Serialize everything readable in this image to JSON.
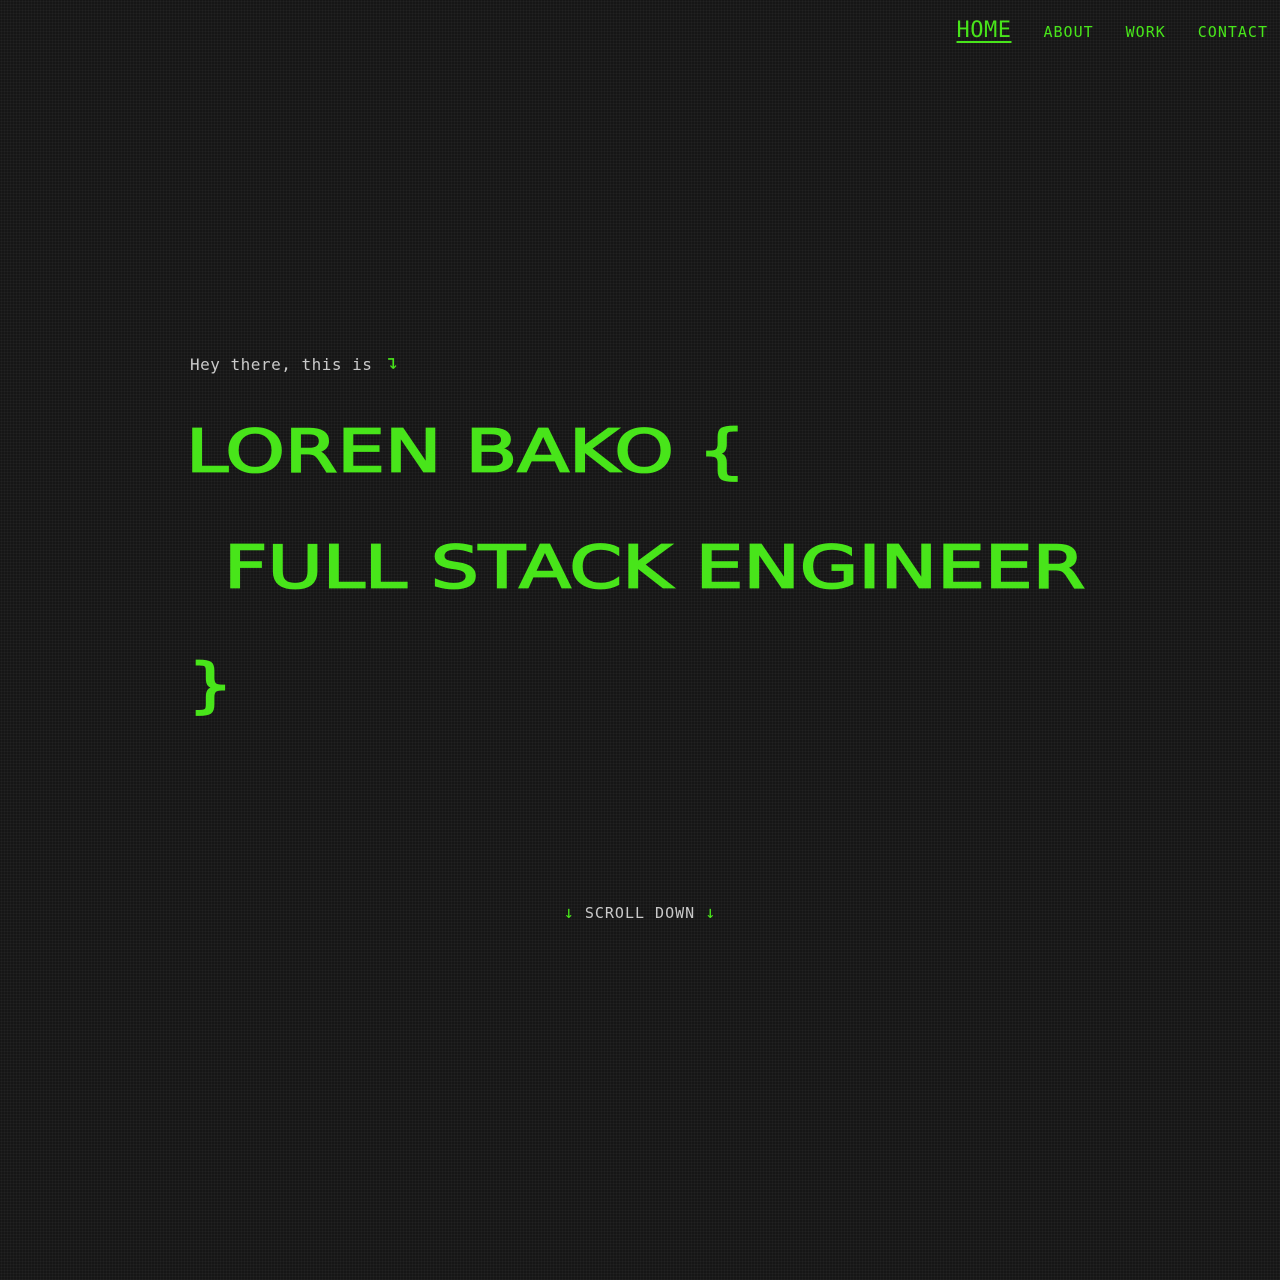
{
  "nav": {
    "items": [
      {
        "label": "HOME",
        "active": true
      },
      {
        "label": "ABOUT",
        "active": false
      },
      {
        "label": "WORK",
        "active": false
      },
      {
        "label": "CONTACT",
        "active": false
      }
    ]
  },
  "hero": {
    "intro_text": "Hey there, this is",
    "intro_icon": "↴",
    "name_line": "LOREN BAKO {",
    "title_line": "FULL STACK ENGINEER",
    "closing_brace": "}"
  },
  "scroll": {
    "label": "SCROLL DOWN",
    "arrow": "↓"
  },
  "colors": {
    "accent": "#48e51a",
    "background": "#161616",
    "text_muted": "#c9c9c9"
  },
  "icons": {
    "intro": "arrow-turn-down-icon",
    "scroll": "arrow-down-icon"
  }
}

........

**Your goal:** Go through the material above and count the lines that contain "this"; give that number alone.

**Result below:** 2